“We didn’t know it was going to be this bad,” Nestor told CNN in 2020. “The snoring and sleep apnea were so terrible, and it came on so quickly, everyone was pretty freaked out.”

Breathing through the nostrils is healthier, experts say. Fine nasal hairs called cilia filter dust, allergens, germs and environmental debris. Breathing through the nose moistens incoming air, while dry air inhaled through the mouth can irritate the lungs, Dasgupta said.

“Nasal breathing can lower blood pressure by increasing nitric oxide, a compound in your body that can help keep your blood pressure under control,” he added.

In addition, nasal breathing is relaxing, which is why it is often recommended, along with yoga and meditation, as a way to promote sleep.

However, if you decide you want to try taping your mouth, don’t tape your mouth horizontally like you’re a serial killer’s hostage – even TikTok users insist on this. Just a bit of tape placed vertically over the lips seems to work.

A small March study, however, found that those who replaced mouth breathing with a “mouth puff” had the study participants breathe in and out on each side of the treadmill.

Overall, the “most important message” is to first assess for obstructive sleep apnea before trying to sleep with your mouth taped, Dasgupta said.

“When obstructive sleep apnea is completely ruled out, then we can call it snoring,” he said. “Also, there are many other options for dealing with snoring besides taping your mouth, such as nasal strips, nasal dilators, and mouth (and) throat and tongue exercises.”

Also avoid sleeping on your back, a position that encourages the mouth to open and the tongue to fall down the throat. Air passing through this blockage is what causes snoring.

Mouth breathing is often associated with allergies, colds and chronic nasal congestion. A deviated septum, which is the cartilage that separates the nostrils, can also be the cause; A deviated septum can block the airway. Nasal polyps can do the same, Dasgupta said.

Children can have enlarged adenoids, glands behind the nose designed to ward off bacteria and viruses. They shrink with age, so it’s not a common cause of mouth breathing in adults, according to the Cleveland Clinic.

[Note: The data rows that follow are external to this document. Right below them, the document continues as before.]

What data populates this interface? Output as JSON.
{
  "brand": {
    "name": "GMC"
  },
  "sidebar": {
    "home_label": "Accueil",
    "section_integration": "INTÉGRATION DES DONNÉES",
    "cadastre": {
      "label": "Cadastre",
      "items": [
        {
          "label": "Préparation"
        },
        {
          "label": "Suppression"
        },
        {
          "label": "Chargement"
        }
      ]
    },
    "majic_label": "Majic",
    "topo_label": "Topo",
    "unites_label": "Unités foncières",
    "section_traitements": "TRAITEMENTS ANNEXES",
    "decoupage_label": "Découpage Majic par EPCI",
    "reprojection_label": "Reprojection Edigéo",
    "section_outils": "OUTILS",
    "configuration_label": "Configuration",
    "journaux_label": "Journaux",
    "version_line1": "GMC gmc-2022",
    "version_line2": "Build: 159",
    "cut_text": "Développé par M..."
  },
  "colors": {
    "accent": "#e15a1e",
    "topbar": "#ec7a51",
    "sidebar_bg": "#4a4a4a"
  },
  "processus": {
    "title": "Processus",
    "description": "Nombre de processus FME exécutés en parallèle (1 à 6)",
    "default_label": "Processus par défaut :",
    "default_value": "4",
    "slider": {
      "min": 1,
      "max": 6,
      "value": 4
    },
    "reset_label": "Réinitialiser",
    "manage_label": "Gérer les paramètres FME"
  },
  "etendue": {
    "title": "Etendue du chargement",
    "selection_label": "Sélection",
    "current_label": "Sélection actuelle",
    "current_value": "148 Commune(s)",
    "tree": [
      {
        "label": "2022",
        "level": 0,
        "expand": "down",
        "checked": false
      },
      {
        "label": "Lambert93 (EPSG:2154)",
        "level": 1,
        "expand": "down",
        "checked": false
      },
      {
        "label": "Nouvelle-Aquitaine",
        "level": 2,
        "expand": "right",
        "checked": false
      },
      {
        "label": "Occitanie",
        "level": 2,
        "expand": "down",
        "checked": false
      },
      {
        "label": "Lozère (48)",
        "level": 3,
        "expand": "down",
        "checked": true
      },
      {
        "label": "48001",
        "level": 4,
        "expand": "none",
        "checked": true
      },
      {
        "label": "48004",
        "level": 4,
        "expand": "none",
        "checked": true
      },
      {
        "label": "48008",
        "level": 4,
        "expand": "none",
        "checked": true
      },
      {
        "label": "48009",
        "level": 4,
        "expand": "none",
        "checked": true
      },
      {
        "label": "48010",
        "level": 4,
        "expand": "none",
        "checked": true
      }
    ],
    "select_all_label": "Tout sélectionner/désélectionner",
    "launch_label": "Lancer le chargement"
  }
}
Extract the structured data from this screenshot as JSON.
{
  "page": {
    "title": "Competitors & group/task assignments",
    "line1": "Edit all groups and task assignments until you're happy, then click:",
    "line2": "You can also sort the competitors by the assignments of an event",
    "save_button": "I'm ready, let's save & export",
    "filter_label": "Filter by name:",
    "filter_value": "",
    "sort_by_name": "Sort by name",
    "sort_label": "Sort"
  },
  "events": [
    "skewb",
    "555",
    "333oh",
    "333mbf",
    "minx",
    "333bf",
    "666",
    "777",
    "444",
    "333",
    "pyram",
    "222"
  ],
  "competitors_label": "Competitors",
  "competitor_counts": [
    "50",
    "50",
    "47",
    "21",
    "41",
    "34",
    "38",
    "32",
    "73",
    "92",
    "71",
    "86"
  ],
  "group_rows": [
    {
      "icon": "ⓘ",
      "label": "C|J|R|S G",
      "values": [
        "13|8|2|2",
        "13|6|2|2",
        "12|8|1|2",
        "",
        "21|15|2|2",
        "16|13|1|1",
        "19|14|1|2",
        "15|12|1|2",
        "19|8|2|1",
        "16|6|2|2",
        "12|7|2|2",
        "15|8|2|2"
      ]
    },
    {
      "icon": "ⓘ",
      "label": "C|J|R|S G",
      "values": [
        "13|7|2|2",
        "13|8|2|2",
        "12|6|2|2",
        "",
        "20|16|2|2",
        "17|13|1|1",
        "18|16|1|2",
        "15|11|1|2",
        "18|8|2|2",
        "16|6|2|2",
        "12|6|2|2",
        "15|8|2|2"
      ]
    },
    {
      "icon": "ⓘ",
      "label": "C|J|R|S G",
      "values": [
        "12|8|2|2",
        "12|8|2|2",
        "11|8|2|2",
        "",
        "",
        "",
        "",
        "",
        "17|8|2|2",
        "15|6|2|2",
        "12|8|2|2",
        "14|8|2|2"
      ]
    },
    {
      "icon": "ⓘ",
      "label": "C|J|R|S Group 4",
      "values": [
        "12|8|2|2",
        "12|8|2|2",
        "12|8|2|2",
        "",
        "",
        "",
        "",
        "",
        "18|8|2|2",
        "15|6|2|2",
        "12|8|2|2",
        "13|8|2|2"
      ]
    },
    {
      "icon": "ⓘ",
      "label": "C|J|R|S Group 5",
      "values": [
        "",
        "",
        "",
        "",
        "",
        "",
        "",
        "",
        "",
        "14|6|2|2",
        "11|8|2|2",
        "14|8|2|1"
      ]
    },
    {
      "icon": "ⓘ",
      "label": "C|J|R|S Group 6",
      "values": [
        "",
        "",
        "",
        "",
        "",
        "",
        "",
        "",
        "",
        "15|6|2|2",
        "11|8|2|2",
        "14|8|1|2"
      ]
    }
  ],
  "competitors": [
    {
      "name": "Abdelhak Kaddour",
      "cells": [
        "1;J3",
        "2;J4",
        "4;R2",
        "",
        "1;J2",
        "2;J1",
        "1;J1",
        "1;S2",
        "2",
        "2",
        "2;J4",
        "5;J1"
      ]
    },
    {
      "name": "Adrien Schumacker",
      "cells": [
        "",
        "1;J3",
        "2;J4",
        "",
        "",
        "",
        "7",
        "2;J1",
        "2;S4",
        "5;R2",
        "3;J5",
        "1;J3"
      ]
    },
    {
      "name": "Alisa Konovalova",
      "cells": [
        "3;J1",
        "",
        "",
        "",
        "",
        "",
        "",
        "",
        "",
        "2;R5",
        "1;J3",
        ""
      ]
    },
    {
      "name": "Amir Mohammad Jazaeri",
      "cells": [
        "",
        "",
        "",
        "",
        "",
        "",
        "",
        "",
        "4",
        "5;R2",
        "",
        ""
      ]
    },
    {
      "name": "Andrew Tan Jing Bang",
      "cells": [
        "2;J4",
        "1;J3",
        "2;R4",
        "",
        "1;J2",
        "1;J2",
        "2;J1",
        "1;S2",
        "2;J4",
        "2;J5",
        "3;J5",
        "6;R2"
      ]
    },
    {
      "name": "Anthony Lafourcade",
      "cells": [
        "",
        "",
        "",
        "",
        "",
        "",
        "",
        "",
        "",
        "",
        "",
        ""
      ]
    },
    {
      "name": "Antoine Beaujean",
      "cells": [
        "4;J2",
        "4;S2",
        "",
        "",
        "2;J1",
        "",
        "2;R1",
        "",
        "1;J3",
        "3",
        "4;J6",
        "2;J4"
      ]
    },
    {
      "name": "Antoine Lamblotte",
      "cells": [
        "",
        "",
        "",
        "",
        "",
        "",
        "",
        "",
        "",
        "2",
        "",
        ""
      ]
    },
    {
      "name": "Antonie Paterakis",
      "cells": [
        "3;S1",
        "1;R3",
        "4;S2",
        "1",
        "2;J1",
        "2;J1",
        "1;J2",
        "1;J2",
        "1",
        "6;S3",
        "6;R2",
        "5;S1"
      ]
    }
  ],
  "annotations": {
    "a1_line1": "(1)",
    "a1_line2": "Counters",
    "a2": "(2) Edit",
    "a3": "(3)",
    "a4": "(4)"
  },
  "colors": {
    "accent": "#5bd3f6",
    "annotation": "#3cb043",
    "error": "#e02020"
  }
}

All of them below medical problems can lead to a visit to an ear, nose and throat doctor or a sleep specialist who can create a personalized treatment plan for you.

“Before recording the mouth, these issues must be worked out and evaluated. I don’t think keeping your mouth shut will help you sleep better,” Dasgupta said.